=== TASK DATA ===
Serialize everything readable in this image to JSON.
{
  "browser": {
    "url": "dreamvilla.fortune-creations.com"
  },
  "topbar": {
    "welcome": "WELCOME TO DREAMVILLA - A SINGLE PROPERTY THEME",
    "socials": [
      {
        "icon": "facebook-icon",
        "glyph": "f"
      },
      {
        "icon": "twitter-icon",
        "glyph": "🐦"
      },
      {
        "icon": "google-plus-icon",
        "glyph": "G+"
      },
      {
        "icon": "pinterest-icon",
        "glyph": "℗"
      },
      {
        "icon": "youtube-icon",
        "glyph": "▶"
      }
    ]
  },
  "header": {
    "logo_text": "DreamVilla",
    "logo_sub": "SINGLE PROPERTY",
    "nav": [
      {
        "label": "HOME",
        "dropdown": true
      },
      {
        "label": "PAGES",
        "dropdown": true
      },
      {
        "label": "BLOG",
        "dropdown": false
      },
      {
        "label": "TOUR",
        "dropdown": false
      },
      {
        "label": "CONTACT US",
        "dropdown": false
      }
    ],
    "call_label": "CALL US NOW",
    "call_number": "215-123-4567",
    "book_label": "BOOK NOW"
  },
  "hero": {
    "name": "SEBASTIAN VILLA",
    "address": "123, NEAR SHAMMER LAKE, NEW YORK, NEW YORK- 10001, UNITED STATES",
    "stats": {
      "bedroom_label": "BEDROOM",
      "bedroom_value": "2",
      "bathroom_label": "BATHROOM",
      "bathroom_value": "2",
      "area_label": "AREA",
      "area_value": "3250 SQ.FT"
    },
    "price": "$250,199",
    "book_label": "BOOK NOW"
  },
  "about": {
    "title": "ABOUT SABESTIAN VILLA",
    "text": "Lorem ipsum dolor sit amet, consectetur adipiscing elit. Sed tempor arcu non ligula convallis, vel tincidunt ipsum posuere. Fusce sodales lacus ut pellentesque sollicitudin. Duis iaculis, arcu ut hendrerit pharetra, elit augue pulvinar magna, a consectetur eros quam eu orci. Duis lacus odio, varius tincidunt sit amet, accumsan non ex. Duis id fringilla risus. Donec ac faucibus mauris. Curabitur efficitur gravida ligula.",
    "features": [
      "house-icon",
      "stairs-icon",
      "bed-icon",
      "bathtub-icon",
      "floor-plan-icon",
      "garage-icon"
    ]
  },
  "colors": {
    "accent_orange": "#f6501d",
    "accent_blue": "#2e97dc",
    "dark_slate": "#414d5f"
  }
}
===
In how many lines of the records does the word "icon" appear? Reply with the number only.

11